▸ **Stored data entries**
- Opening Delimiter -
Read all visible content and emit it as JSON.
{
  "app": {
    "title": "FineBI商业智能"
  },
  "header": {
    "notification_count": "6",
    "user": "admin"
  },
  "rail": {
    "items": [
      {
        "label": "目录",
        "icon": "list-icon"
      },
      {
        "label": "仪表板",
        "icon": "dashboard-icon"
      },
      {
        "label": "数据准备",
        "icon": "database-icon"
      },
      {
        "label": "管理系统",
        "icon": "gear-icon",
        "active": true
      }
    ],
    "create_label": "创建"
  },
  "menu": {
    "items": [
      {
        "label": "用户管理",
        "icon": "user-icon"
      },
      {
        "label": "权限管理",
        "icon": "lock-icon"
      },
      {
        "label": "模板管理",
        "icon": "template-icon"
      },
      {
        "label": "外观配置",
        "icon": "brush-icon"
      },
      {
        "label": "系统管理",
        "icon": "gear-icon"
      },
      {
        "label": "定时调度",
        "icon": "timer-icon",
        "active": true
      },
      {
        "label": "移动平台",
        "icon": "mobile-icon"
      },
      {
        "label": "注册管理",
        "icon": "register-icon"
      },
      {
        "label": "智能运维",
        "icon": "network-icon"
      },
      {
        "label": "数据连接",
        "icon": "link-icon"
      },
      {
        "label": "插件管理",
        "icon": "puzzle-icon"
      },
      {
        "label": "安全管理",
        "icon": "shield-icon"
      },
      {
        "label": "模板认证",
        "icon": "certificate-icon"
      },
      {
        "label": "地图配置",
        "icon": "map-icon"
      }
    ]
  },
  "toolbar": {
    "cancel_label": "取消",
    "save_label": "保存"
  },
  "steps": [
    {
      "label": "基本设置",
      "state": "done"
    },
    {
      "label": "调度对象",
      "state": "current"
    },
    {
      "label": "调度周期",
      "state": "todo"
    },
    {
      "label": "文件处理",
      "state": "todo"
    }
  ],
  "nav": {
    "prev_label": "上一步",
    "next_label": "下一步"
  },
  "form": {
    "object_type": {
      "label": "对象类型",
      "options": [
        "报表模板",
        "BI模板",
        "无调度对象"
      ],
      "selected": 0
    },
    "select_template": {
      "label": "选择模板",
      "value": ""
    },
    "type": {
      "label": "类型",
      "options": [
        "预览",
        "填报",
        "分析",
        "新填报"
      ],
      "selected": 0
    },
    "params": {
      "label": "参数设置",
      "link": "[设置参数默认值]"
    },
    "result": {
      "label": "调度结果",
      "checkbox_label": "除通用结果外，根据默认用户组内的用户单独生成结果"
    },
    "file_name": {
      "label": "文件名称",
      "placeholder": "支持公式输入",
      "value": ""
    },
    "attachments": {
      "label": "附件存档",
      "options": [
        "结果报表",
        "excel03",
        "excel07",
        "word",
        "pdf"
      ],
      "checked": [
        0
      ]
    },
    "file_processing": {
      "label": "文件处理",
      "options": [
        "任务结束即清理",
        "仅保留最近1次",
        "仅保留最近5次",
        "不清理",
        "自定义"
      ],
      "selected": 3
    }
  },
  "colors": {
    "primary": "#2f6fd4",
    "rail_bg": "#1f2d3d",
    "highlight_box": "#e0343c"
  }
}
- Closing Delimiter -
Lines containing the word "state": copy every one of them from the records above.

▸ **Response box**
      "state": "done"
      "state": "current"
      "state": "todo"
      "state": "todo"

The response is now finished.